Bohm sets up similar to Paul Goldschmidt at the plate, at least in terms of the placement of his hands, and the slight bend in his lower half. The bigger difference is Bohm uses a moderate leg kick to engage his lower half, while Goldie uses a slight toe-tap. However, in two-strike counts, Bohm adjusts his approach, shortens his leg kick into more of an accentuated toe-tap before, and his bat path becomes more linear. It was effective in my looks, driving two-strike singles to the hole between third and short each time.

Defensively he’s likely to end up at first base full-time, but I have no doubts the bat will play at that position. He’s played a majority of his games at the hot corner, but he doesn’t move very well laterally, and that really limits his range. I saw him make two strong throws from third, and based on my previous looks during his amateur days, I’m comfortable putting a 50 on the arm, with a chance it might push a 60. His hands are about average, I haven’t seen him bungle any routine balls, but I haven’t really since him tested either.

Mickey Moniak, OF Phillies - Hypothetical questions, while not based on reality, often allow us to take a step back and adjust our perspective on the meaningless factors that often blur our vision. When it comes to Mickey Moniak the hypothetical is simple, “How would we view Moniak’s prospect status had he never gone 1.1 in 2016?”. No prospect I’ve covered has had more unrealistic expectations applied to him due to draft stock. Was Moniak the best player in that draft? No, and we knew that at the time. In fact I remember stating on the Razzball Prospects Podcast that Moniak wasn’t even one of the five best high school bats on hitting ability alone. What Moniak offered was upside, a combination of average or better tools, and a lower bonus number that would allow the Phillies to spread around some of their bonus pool. It’s unfortunate that this young man’s career has been defined by a pick number. I say this because, after sitting on a series with Moniak, it’s obvious he’s a very good player, with a potential future as an everyday big leaguer. That’s more than we can say for most first rounders, and many players taken in the top 12-15 picks annually.

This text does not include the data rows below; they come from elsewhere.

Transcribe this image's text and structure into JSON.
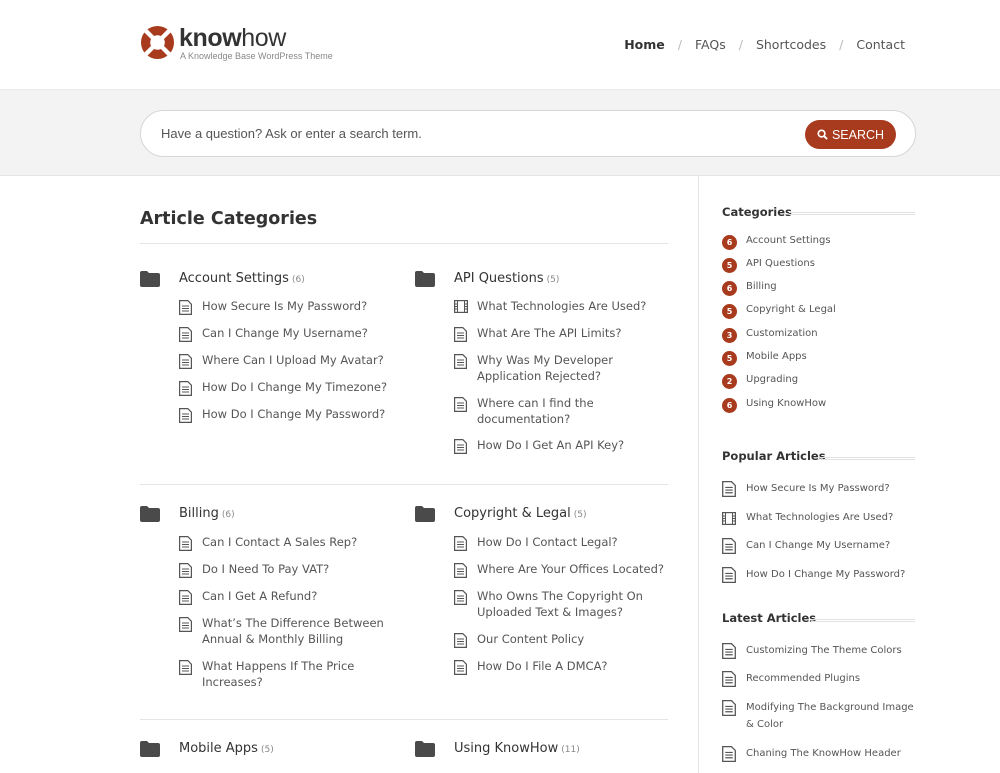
{
  "brand": {
    "name_bold": "know",
    "name_light": "how",
    "tagline": "A Knowledge Base WordPress Theme",
    "accent": "#a83a1e"
  },
  "nav": {
    "items": [
      {
        "label": "Home"
      },
      {
        "label": "FAQs"
      },
      {
        "label": "Shortcodes"
      },
      {
        "label": "Contact"
      }
    ],
    "separator": "/"
  },
  "search": {
    "placeholder": "Have a question? Ask or enter a search term.",
    "button_label": "SEARCH"
  },
  "main": {
    "title": "Article Categories",
    "categories": [
      {
        "name": "Account Settings",
        "count": "(6)",
        "articles": [
          {
            "title": "How Secure Is My Password?",
            "icon": "document-icon"
          },
          {
            "title": "Can I Change My Username?",
            "icon": "document-icon"
          },
          {
            "title": "Where Can I Upload My Avatar?",
            "icon": "document-icon"
          },
          {
            "title": "How Do I Change My Timezone?",
            "icon": "document-icon"
          },
          {
            "title": "How Do I Change My Password?",
            "icon": "document-icon"
          }
        ]
      },
      {
        "name": "API Questions",
        "count": "(5)",
        "articles": [
          {
            "title": "What Technologies Are Used?",
            "icon": "film-icon"
          },
          {
            "title": "What Are The API Limits?",
            "icon": "document-icon"
          },
          {
            "title": "Why Was My Developer Application Rejected?",
            "icon": "document-icon"
          },
          {
            "title": "Where can I find the documentation?",
            "icon": "document-icon"
          },
          {
            "title": "How Do I Get An API Key?",
            "icon": "document-icon"
          }
        ]
      },
      {
        "name": "Billing",
        "count": "(6)",
        "articles": [
          {
            "title": "Can I Contact A Sales Rep?",
            "icon": "document-icon"
          },
          {
            "title": "Do I Need To Pay VAT?",
            "icon": "document-icon"
          },
          {
            "title": "Can I Get A Refund?",
            "icon": "document-icon"
          },
          {
            "title": "What’s The Difference Between Annual & Monthly Billing",
            "icon": "document-icon"
          },
          {
            "title": "What Happens If The Price Increases?",
            "icon": "document-icon"
          }
        ]
      },
      {
        "name": "Copyright & Legal",
        "count": "(5)",
        "articles": [
          {
            "title": "How Do I Contact Legal?",
            "icon": "document-icon"
          },
          {
            "title": "Where Are Your Offices Located?",
            "icon": "document-icon"
          },
          {
            "title": "Who Owns The Copyright On Uploaded Text & Images?",
            "icon": "document-icon"
          },
          {
            "title": "Our Content Policy",
            "icon": "document-icon"
          },
          {
            "title": "How Do I File A DMCA?",
            "icon": "document-icon"
          }
        ]
      },
      {
        "name": "Mobile Apps",
        "count": "(5)",
        "articles": []
      },
      {
        "name": "Using KnowHow",
        "count": "(11)",
        "articles": []
      }
    ]
  },
  "sidebar": {
    "categories_title": "Categories",
    "categories": [
      {
        "count": "6",
        "name": "Account Settings"
      },
      {
        "count": "5",
        "name": "API Questions"
      },
      {
        "count": "6",
        "name": "Billing"
      },
      {
        "count": "5",
        "name": "Copyright & Legal"
      },
      {
        "count": "3",
        "name": "Customization"
      },
      {
        "count": "5",
        "name": "Mobile Apps"
      },
      {
        "count": "2",
        "name": "Upgrading"
      },
      {
        "count": "6",
        "name": "Using KnowHow"
      }
    ],
    "popular_title": "Popular Articles",
    "popular": [
      {
        "title": "How Secure Is My Password?",
        "icon": "document-icon"
      },
      {
        "title": "What Technologies Are Used?",
        "icon": "film-icon"
      },
      {
        "title": "Can I Change My Username?",
        "icon": "document-icon"
      },
      {
        "title": "How Do I Change My Password?",
        "icon": "document-icon"
      }
    ],
    "latest_title": "Latest Articles",
    "latest": [
      {
        "title": "Customizing The Theme Colors",
        "icon": "document-icon"
      },
      {
        "title": "Recommended Plugins",
        "icon": "document-icon"
      },
      {
        "title": "Modifying The Background Image & Color",
        "icon": "document-icon"
      },
      {
        "title": "Chaning The KnowHow Header",
        "icon": "document-icon"
      }
    ]
  }
}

“What’s his future role?”, this is the question I was asked frequently in the days following my looks on Reading. The answer isn’t that simple, I think he has the ability to stick in center and profiles as a possible leadoff hitter, but he’s certainly not going to be an all-star on either side of the ball. He’s a sum of his parts player with some uptapped power and the ability to do a little bit of everything well, but nothing that garners a plus grade.

Logan Davidson, SS Athletics - Over the last year I’ve been all over the map on Davidson. I first laid eyes in the switch-hitting shortstop over the summer of 2018 in the Cape Cod League. Over three separate occasions Davidson struggled at both the plate and defensively. The strikeouts were frequent, as were the misplays at short. It was enough to swear me off Davidson. Questionable hands at short, swing and miss issues, and an inability to drive the ball with a wood bat. It would be hard for him to overcome this in my mind.

Then I saw Davidson over the spring with Clemson. He looked like a different player. More capable in the infield, and a balanced hitter at the plate. He showed the ability to barrel up with consistency, and took a few balls the other way to left facing a tough right-hander in Boston College’s Mason Pelio. It was a good series for Davidson overall.

This past weekend was my third setting for looks at Davidson. Cape, College, Pro ball. This time around it sat somewhere in the middle, but leaning to the more positive spring looks. Davidson continued to barrel up fastballs, chase breaking stuff, and show better from the left side than the right. He’s an above-average runner at present, and an instinctual runner.

Overall Davidson is toolsy enough to project as a big league regular. He should stick in the dirt, he can run a little bit and there’s above average pop in the bat. Ultimately Davidson’s ceiling will be decided by his hit tool. At present he projects to have platoon issues and likely a high strikeout rate. His plate approach is patient, at times to a fault, but it’s not extreme enough to be worthy of a passive label. Can Davidson iron out the kinks and take a step forward? How you project Davidson depends on your answer to that question.